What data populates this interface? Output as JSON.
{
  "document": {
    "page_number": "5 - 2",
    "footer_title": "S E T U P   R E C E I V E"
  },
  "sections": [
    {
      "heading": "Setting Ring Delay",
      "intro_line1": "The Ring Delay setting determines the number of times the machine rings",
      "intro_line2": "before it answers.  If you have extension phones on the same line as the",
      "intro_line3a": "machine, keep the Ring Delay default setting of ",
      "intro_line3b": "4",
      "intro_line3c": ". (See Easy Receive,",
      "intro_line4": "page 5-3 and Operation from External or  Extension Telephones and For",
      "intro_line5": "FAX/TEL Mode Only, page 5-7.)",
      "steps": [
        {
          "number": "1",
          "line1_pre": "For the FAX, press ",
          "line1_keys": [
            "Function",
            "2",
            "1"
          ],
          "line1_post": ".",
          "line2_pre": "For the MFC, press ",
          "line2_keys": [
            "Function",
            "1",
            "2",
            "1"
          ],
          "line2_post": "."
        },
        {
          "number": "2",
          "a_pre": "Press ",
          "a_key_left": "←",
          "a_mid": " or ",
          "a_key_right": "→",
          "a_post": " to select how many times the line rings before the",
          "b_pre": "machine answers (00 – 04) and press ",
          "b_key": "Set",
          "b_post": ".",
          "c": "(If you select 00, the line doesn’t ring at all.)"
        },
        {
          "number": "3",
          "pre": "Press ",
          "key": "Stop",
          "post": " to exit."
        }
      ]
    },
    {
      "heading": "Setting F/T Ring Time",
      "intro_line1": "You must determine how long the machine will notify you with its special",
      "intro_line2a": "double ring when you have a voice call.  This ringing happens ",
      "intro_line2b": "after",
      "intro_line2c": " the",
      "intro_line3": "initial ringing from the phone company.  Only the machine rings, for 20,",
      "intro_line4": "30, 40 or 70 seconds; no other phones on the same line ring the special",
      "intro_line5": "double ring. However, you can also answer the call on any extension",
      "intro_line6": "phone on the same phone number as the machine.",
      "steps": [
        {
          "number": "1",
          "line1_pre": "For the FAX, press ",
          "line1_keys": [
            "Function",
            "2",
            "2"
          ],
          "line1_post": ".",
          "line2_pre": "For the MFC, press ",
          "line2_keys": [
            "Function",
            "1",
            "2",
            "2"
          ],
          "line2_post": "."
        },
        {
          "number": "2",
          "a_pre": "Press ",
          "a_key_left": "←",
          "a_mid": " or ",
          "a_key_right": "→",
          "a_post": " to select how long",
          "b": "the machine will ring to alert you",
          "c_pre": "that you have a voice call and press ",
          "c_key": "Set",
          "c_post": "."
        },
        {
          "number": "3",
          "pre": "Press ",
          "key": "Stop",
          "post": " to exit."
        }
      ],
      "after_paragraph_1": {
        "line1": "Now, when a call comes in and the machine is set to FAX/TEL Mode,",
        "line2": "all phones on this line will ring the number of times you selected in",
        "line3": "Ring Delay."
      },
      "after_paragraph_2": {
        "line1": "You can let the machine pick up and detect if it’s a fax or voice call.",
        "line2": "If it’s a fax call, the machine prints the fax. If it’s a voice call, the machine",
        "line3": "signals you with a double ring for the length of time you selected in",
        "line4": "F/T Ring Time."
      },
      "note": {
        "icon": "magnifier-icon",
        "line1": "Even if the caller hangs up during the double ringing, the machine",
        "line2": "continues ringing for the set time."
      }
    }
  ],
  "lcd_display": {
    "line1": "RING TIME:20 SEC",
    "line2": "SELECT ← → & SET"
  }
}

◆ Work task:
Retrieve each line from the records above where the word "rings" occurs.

◆ Answer to this task:
      "intro_line1": "The Ring Delay setting determines the number of times the machine rings",
          "a_post": " to select how many times the line rings before the",
      "intro_line3": "initial ringing from the phone company.  Only the machine rings, for 20,",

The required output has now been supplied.